James Bond: Vodka martini.
Bartender: Shaken or stirred?
James Bond: Do I look like I give a damn?
Skyfall marks the fiftieth year of James Bond in film but with the iconic franchise having already influenced generations of filmmakers, it was high time they influenced the franchise in return. When Daniel Craig was cast as the next Bond, the franchise took a dramatic turn away from increasingly unbelievable gadgets and gimmicks to a grittier, more realistic look at the life of a spy.
In Casino Royale, we see how Bond earned his 00 status and his first missions. This Bond is reckless and unfeeling, almost naive in his willingness to catch the rabbit at the expense of the deer, but calculating enough to sacrifice people like pawns and kill any loose ends.

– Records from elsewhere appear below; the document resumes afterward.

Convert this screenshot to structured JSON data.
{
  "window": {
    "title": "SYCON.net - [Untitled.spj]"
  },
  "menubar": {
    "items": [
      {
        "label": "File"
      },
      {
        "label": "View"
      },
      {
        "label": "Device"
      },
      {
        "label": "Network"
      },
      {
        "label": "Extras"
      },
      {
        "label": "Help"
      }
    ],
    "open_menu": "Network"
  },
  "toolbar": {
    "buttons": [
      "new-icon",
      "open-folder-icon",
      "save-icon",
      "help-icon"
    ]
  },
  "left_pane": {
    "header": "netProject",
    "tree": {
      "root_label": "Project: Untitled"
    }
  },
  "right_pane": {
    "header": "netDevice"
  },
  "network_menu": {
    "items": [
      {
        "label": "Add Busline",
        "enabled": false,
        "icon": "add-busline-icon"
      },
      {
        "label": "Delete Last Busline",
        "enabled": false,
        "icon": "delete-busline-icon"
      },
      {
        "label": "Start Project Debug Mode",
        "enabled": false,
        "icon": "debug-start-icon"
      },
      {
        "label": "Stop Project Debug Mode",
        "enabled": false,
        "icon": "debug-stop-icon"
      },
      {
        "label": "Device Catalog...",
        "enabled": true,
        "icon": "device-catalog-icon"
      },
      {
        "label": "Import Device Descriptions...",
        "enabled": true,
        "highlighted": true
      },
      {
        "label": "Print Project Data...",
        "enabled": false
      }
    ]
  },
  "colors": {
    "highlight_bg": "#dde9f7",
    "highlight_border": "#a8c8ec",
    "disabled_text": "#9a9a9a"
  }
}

M speaks harshly on his extreme detachment but in reality it is one of his best qualities as a spy. It is his ego that gets him into trouble. He is willing to expose the actions of MI6 and even compromise his mission due to his belief that he knows best. But when he is humbled and must accept the help of the CIA due to losing the trust of MI6, he succeeds in his mission and is rewarded with the love of the woman he loves in return. However, just when they have agreed to go away together and leave MI6, he discovers that she made a deal with the criminals and is giving them millions of dollars that should have gone to Britain. In spite of his sense of betrayal, he tries to save her as she drowns but she chooses death. Bond learns that he cannot trust anyone, a lesson M commends, but as an audience, we learn that there is no more happy ending for Bond. There is no more sailing off in the sunset with a Bond girl in his bed, warmed by the afterglow of vanquishing the dragon and protecting the ignorant townspeople. In the end, he brought down a banker not a terrorist and all he has to comfort him in the darkness is his love of country.

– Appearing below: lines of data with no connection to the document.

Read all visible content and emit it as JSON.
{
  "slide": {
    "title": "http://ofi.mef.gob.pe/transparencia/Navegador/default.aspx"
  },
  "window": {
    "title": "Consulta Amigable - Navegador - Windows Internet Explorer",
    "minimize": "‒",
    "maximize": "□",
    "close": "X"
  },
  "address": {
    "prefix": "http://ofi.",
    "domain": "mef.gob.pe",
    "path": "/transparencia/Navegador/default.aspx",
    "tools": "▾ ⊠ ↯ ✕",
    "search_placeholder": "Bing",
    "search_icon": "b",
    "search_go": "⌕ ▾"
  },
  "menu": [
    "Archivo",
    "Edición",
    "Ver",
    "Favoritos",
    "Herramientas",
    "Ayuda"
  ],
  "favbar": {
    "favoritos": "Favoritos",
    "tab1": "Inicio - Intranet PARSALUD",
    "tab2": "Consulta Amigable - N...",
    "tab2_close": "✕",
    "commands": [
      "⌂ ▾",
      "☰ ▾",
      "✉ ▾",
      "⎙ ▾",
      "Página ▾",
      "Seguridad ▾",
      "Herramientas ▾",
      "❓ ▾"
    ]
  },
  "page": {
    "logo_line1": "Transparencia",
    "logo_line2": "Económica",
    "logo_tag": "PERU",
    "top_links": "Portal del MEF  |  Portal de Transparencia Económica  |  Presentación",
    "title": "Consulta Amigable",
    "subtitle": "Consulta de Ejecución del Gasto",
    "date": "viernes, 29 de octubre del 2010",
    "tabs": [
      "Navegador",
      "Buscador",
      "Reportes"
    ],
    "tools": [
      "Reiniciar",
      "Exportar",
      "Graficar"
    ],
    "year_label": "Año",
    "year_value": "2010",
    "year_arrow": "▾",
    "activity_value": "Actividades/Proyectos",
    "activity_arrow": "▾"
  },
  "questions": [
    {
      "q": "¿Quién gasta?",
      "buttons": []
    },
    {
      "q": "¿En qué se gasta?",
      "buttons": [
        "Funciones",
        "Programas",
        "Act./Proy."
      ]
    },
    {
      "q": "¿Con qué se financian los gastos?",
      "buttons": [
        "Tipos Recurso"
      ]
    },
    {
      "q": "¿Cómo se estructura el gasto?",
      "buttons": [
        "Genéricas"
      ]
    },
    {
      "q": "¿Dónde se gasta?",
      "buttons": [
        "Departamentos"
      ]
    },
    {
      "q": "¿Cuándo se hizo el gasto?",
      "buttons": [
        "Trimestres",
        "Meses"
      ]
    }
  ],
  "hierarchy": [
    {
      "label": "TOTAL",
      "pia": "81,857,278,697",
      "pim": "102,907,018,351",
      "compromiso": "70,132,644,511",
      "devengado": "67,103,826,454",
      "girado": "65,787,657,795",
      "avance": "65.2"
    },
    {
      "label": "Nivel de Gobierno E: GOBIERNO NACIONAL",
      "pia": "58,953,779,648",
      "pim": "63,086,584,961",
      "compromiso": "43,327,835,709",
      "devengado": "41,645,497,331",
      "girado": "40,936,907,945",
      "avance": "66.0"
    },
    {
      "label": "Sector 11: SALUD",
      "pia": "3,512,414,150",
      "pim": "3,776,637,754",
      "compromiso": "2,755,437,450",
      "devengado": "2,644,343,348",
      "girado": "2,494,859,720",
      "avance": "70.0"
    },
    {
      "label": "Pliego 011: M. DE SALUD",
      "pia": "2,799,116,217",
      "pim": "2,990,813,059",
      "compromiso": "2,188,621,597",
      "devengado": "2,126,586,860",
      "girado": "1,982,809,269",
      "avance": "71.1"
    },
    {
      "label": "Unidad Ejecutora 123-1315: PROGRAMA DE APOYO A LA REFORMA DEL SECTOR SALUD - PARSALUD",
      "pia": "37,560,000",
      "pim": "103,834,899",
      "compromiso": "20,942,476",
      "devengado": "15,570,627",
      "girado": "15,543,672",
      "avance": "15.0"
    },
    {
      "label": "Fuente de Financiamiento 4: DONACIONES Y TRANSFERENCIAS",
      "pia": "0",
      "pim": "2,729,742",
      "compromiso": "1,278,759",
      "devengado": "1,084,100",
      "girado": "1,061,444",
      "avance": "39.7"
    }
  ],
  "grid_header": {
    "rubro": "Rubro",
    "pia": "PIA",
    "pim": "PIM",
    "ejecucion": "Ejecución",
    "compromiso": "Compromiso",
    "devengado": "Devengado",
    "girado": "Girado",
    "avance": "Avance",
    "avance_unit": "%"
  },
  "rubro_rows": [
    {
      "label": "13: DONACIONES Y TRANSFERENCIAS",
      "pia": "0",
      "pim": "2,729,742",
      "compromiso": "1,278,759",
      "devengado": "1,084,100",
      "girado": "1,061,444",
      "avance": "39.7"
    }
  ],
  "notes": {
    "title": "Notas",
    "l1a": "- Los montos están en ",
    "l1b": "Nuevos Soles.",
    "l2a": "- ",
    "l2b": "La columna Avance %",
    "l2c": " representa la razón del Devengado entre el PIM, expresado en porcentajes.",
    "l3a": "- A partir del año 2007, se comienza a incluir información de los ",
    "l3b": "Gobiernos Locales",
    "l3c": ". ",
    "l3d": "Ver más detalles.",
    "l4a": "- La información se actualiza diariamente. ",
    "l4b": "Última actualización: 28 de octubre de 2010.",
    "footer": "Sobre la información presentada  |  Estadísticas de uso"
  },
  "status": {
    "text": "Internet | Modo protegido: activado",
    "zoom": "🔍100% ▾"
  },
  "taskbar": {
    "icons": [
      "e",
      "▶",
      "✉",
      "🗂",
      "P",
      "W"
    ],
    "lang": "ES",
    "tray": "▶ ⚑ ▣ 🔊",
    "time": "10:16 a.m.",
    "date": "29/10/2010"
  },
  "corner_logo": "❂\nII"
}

In Skyfall (since we have banished Quantum of Solace from memory), Bond returns only to be wounded by friendly fire at M's command. He is missing and presumed dead, but after a cyber terrorist attack destroys MI6's headquarters (not so secret anymore), he returns from his beach bum life to serve his country and M, who is being blamed for the attack. Bond isn't the agent he used to be. He is older, out of shape, and suffering from old wounds, but M, relying on her own judgment instead of the tests, puts him into the field anyway. After a dazzling array of golden era Bond spectacle, we meet the flamboyantly dramatic mastermind, a former spy who is attacking MI6 with no greater desire than to get revenge on M who left him to be tortured by the enemy for months. Jaded, bitter, and more than a little crazy, Silva is everything Bond could have become after he was shot in the back. Silva has embraced the modern world and the new forms of terrorism it brings. He has no country, no greater cause, simply a grudge and psychopathic tendencies. He derides Bond's outdated sense of love of country and reliance on the physical versus the technological. Bond and the spy world he represents is a thing of the past, no longer wanted by the people they are protecting. But in the end both Bond and M prove that they are needed now more than ever in a world where enemies don't have faces or sometimes even names. They bring the fight to them and overcome Silva with more than the physical. They have the mental strength to beat the M-obsessed Silva and do what Q, in his pajamas, could never do. At the end of the film, Bond's world is restored in full to how it was in the books and original movies. He has Moneypenny at her desk and a new assignment from a new, male M.
By examining how the nature of espionage has changed since the Cold War, Sam Mendes manages to restore the Bond franchise to its former glory. He brings it new life while restoring the former elements that made it great. With these two movies we are left with a grittier Bond with more depth and realism than he has ever had. Fingers crossed the next film is just as good.